=== Raw data ===
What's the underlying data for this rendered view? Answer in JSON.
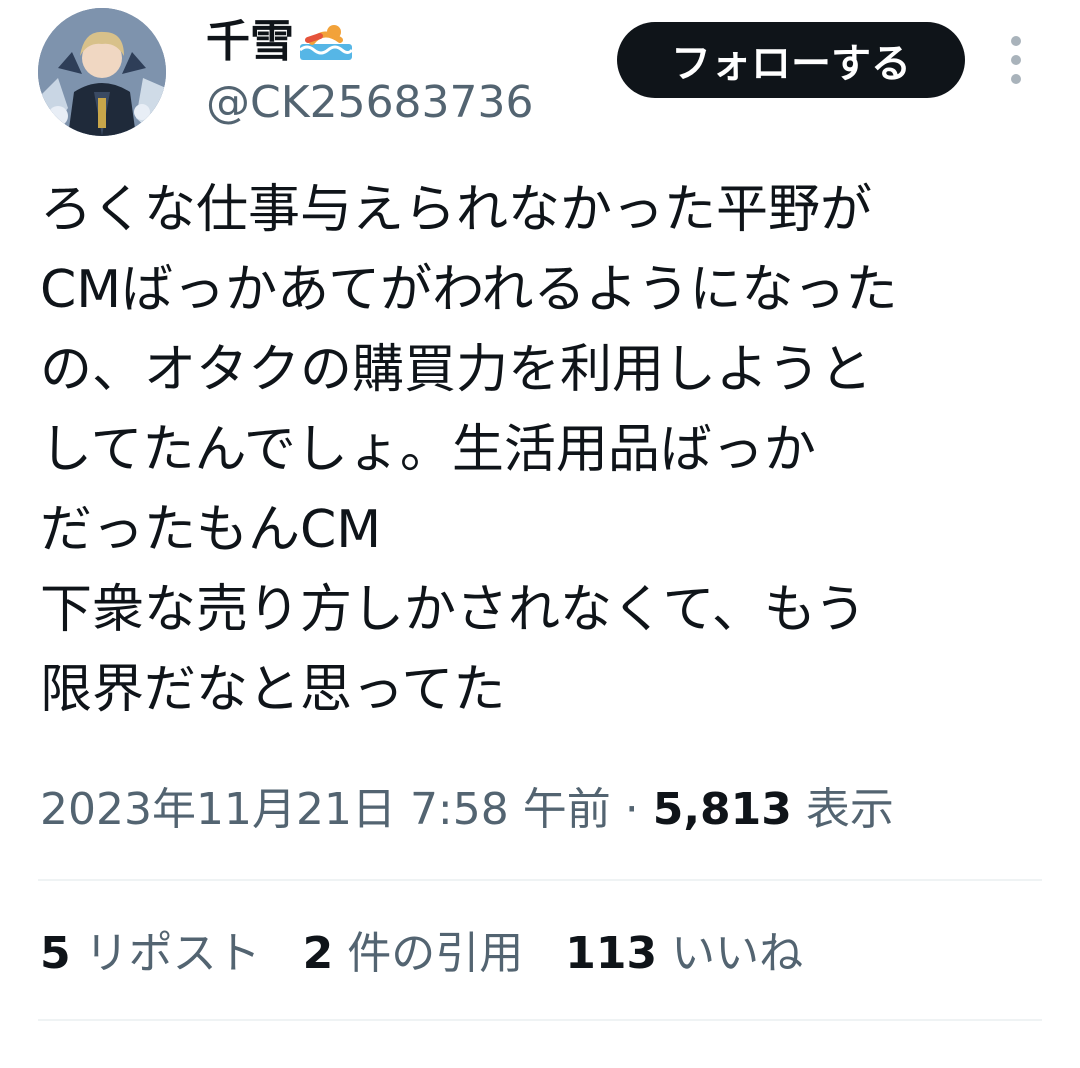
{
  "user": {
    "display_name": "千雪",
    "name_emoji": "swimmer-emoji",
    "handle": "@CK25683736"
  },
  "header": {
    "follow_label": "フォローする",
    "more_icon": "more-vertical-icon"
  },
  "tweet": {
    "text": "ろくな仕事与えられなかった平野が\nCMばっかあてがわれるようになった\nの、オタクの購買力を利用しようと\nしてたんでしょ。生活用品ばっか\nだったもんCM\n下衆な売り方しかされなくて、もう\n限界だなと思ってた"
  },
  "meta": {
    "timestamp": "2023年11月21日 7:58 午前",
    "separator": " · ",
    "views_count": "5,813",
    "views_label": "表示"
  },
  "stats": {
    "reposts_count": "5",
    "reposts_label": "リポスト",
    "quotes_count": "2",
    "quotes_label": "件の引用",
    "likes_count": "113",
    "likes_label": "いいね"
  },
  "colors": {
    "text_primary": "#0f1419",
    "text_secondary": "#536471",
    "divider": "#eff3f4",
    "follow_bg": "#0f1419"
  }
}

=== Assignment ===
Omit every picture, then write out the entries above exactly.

=== Problem solution ===
What's the underlying data for this rendered view? Answer in JSON.
{
  "user": {
    "display_name": "千雪",
    "name_emoji": "swimmer-emoji",
    "handle": "@CK25683736"
  },
  "header": {
    "follow_label": "フォローする",
    "more_icon": "more-vertical-icon"
  },
  "tweet": {
    "text": "ろくな仕事与えられなかった平野が\nCMばっかあてがわれるようになった\nの、オタクの購買力を利用しようと\nしてたんでしょ。生活用品ばっか\nだったもんCM\n下衆な売り方しかされなくて、もう\n限界だなと思ってた"
  },
  "meta": {
    "timestamp": "2023年11月21日 7:58 午前",
    "separator": " · ",
    "views_count": "5,813",
    "views_label": "表示"
  },
  "stats": {
    "reposts_count": "5",
    "reposts_label": "リポスト",
    "quotes_count": "2",
    "quotes_label": "件の引用",
    "likes_count": "113",
    "likes_label": "いいね"
  },
  "colors": {
    "text_primary": "#0f1419",
    "text_secondary": "#536471",
    "divider": "#eff3f4",
    "follow_bg": "#0f1419"
  }
}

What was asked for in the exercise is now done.